== Task objective ==
Your task is to copy the records that follow exactly, minus any images.

Records from a data source
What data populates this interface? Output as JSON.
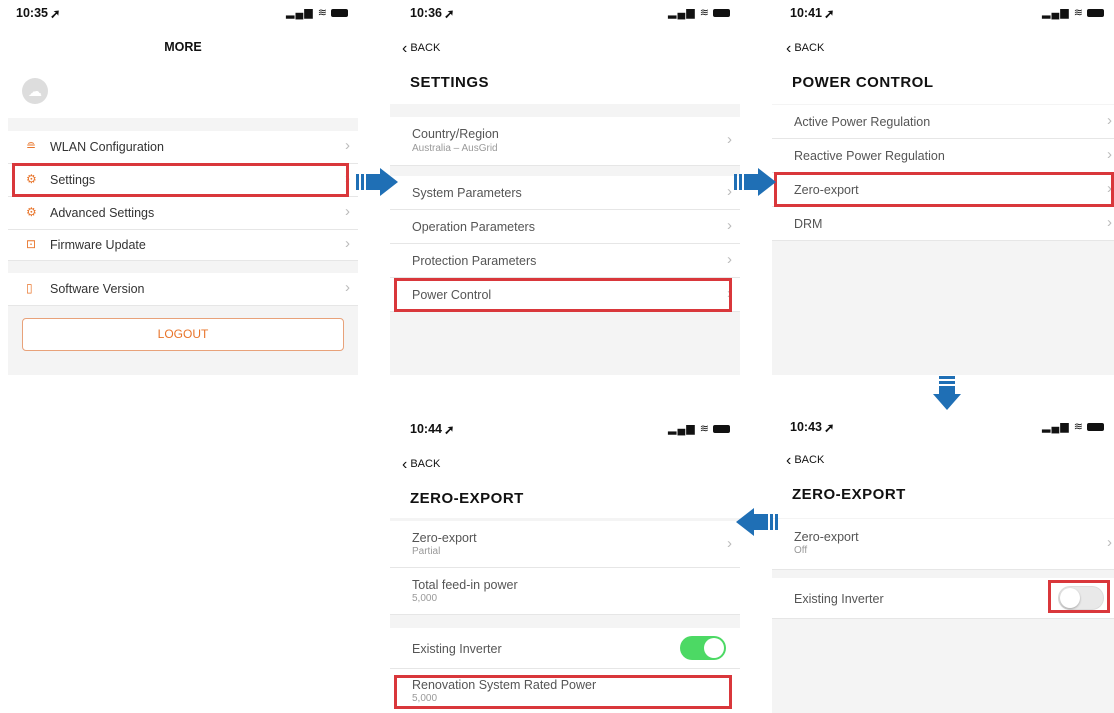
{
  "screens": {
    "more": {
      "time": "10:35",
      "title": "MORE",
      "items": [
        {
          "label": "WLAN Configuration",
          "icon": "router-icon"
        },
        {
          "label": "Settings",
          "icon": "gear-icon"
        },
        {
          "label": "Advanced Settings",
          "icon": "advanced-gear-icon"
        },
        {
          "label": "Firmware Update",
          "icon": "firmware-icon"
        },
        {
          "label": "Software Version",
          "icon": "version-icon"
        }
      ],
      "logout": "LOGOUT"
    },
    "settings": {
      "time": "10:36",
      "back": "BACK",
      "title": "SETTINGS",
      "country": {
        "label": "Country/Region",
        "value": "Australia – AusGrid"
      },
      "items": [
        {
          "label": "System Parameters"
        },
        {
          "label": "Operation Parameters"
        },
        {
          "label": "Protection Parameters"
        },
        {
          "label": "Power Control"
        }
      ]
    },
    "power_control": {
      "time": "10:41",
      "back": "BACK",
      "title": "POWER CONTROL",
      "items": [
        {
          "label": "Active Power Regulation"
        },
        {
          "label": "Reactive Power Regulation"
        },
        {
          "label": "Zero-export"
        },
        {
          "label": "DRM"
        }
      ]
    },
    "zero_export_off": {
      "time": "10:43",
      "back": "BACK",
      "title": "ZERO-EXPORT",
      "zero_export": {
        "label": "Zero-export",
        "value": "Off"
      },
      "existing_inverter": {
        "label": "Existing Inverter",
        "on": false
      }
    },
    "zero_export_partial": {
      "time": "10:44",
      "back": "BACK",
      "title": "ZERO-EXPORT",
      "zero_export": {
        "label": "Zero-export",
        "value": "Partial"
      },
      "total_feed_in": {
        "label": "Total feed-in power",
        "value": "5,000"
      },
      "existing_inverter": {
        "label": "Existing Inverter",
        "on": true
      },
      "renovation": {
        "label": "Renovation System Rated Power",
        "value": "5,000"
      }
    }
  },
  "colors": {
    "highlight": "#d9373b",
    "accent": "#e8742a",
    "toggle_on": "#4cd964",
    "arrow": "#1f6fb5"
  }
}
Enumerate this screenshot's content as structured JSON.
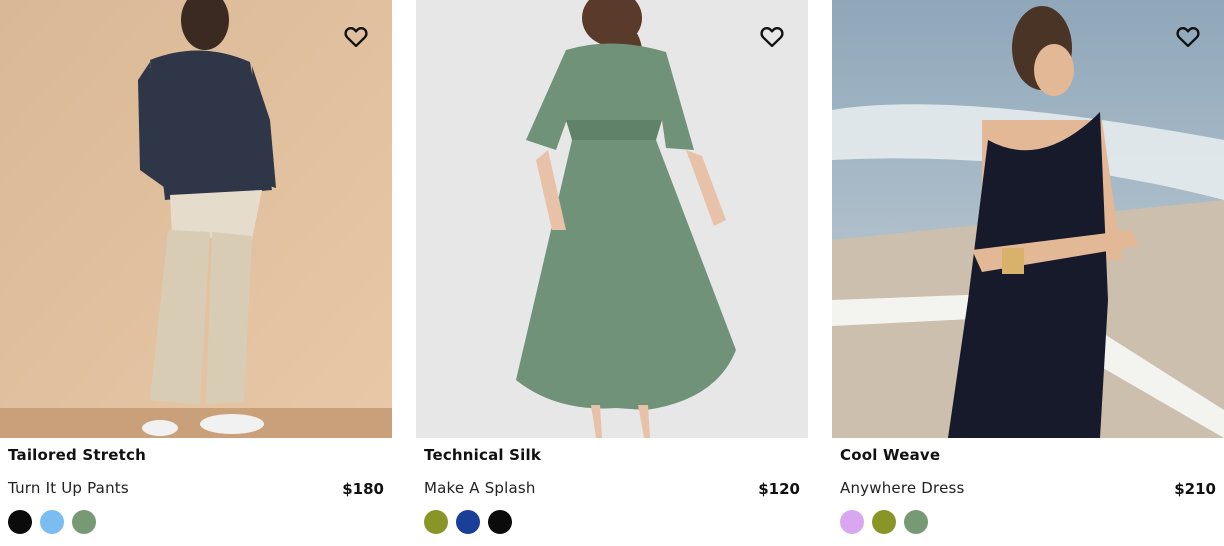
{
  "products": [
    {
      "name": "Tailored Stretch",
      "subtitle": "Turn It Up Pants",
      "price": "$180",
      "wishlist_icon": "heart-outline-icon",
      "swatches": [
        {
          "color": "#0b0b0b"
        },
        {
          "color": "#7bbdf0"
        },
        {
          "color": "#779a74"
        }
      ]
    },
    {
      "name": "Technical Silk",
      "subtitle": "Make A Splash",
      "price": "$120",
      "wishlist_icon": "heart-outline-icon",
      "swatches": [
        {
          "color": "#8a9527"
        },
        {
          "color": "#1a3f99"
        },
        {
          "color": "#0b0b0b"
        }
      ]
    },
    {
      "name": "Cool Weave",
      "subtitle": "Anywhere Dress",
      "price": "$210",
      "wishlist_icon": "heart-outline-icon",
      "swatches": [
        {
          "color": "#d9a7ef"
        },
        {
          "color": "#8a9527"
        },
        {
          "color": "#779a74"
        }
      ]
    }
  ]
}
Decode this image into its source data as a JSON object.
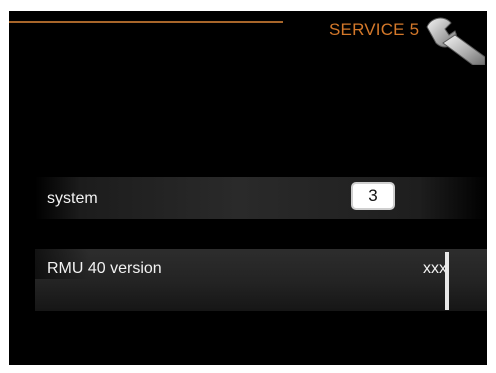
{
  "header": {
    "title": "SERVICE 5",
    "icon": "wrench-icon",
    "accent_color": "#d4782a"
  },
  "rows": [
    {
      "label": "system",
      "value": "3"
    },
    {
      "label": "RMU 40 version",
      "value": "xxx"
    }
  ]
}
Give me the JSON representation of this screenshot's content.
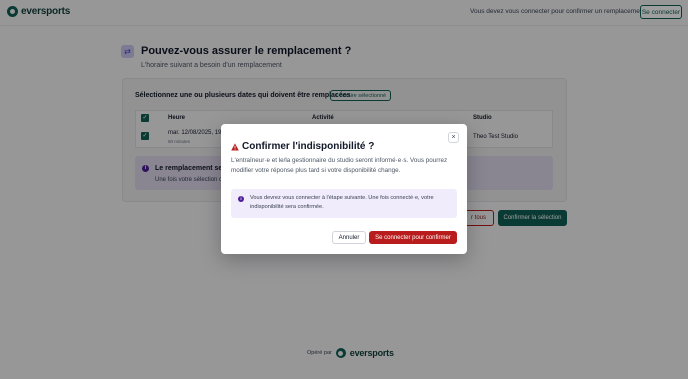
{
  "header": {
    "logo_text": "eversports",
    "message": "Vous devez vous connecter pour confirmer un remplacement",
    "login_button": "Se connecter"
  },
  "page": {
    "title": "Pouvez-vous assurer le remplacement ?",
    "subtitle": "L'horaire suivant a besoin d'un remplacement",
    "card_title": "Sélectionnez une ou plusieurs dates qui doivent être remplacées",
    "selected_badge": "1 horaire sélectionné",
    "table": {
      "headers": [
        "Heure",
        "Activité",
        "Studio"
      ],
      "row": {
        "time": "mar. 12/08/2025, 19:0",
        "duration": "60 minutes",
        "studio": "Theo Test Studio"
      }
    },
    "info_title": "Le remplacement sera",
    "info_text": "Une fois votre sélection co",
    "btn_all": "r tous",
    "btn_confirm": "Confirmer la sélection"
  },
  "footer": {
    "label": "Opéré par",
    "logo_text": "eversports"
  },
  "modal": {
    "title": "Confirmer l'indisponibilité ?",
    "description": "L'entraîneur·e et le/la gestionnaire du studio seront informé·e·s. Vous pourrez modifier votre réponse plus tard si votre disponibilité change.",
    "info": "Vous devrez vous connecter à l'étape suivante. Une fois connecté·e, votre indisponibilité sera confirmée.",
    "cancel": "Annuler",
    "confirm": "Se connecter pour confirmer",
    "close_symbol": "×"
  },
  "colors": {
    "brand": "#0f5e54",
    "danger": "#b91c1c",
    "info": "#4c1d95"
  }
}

== Solved problem ==
What data populates this interface? Output as JSON.
{
  "screens": {
    "more": {
      "time": "10:35",
      "title": "MORE",
      "items": [
        {
          "label": "WLAN Configuration",
          "icon": "router-icon"
        },
        {
          "label": "Settings",
          "icon": "gear-icon"
        },
        {
          "label": "Advanced Settings",
          "icon": "advanced-gear-icon"
        },
        {
          "label": "Firmware Update",
          "icon": "firmware-icon"
        },
        {
          "label": "Software Version",
          "icon": "version-icon"
        }
      ],
      "logout": "LOGOUT"
    },
    "settings": {
      "time": "10:36",
      "back": "BACK",
      "title": "SETTINGS",
      "country": {
        "label": "Country/Region",
        "value": "Australia – AusGrid"
      },
      "items": [
        {
          "label": "System Parameters"
        },
        {
          "label": "Operation Parameters"
        },
        {
          "label": "Protection Parameters"
        },
        {
          "label": "Power Control"
        }
      ]
    },
    "power_control": {
      "time": "10:41",
      "back": "BACK",
      "title": "POWER CONTROL",
      "items": [
        {
          "label": "Active Power Regulation"
        },
        {
          "label": "Reactive Power Regulation"
        },
        {
          "label": "Zero-export"
        },
        {
          "label": "DRM"
        }
      ]
    },
    "zero_export_off": {
      "time": "10:43",
      "back": "BACK",
      "title": "ZERO-EXPORT",
      "zero_export": {
        "label": "Zero-export",
        "value": "Off"
      },
      "existing_inverter": {
        "label": "Existing Inverter",
        "on": false
      }
    },
    "zero_export_partial": {
      "time": "10:44",
      "back": "BACK",
      "title": "ZERO-EXPORT",
      "zero_export": {
        "label": "Zero-export",
        "value": "Partial"
      },
      "total_feed_in": {
        "label": "Total feed-in power",
        "value": "5,000"
      },
      "existing_inverter": {
        "label": "Existing Inverter",
        "on": true
      },
      "renovation": {
        "label": "Renovation System Rated Power",
        "value": "5,000"
      }
    }
  },
  "colors": {
    "highlight": "#d9373b",
    "accent": "#e8742a",
    "toggle_on": "#4cd964",
    "arrow": "#1f6fb5"
  }
}
Enumerate this screenshot's content as structured JSON.
{
  "products": [
    {
      "name": "Tailored Stretch",
      "subtitle": "Turn It Up Pants",
      "price": "$180",
      "wishlist_icon": "heart-outline-icon",
      "swatches": [
        {
          "color": "#0b0b0b"
        },
        {
          "color": "#7bbdf0"
        },
        {
          "color": "#779a74"
        }
      ]
    },
    {
      "name": "Technical Silk",
      "subtitle": "Make A Splash",
      "price": "$120",
      "wishlist_icon": "heart-outline-icon",
      "swatches": [
        {
          "color": "#8a9527"
        },
        {
          "color": "#1a3f99"
        },
        {
          "color": "#0b0b0b"
        }
      ]
    },
    {
      "name": "Cool Weave",
      "subtitle": "Anywhere Dress",
      "price": "$210",
      "wishlist_icon": "heart-outline-icon",
      "swatches": [
        {
          "color": "#d9a7ef"
        },
        {
          "color": "#8a9527"
        },
        {
          "color": "#779a74"
        }
      ]
    }
  ]
}
Decode this image into its source data as a JSON object.
{
  "header": {
    "title": "SERVICE 5",
    "icon": "wrench-icon",
    "accent_color": "#d4782a"
  },
  "rows": [
    {
      "label": "system",
      "value": "3"
    },
    {
      "label": "RMU 40 version",
      "value": "xxx"
    }
  ]
}
Give me the JSON representation of this screenshot's content.
{
  "header": {
    "logo_text": "eversports",
    "message": "Vous devez vous connecter pour confirmer un remplacement",
    "login_button": "Se connecter"
  },
  "page": {
    "title": "Pouvez-vous assurer le remplacement ?",
    "subtitle": "L'horaire suivant a besoin d'un remplacement",
    "card_title": "Sélectionnez une ou plusieurs dates qui doivent être remplacées",
    "selected_badge": "1 horaire sélectionné",
    "table": {
      "headers": [
        "Heure",
        "Activité",
        "Studio"
      ],
      "row": {
        "time": "mar. 12/08/2025, 19:0",
        "duration": "60 minutes",
        "studio": "Theo Test Studio"
      }
    },
    "info_title": "Le remplacement sera",
    "info_text": "Une fois votre sélection co",
    "btn_all": "r tous",
    "btn_confirm": "Confirmer la sélection"
  },
  "footer": {
    "label": "Opéré par",
    "logo_text": "eversports"
  },
  "modal": {
    "title": "Confirmer l'indisponibilité ?",
    "description": "L'entraîneur·e et le/la gestionnaire du studio seront informé·e·s. Vous pourrez modifier votre réponse plus tard si votre disponibilité change.",
    "info": "Vous devrez vous connecter à l'étape suivante. Une fois connecté·e, votre indisponibilité sera confirmée.",
    "cancel": "Annuler",
    "confirm": "Se connecter pour confirmer",
    "close_symbol": "×"
  },
  "colors": {
    "brand": "#0f5e54",
    "danger": "#b91c1c",
    "info": "#4c1d95"
  }
}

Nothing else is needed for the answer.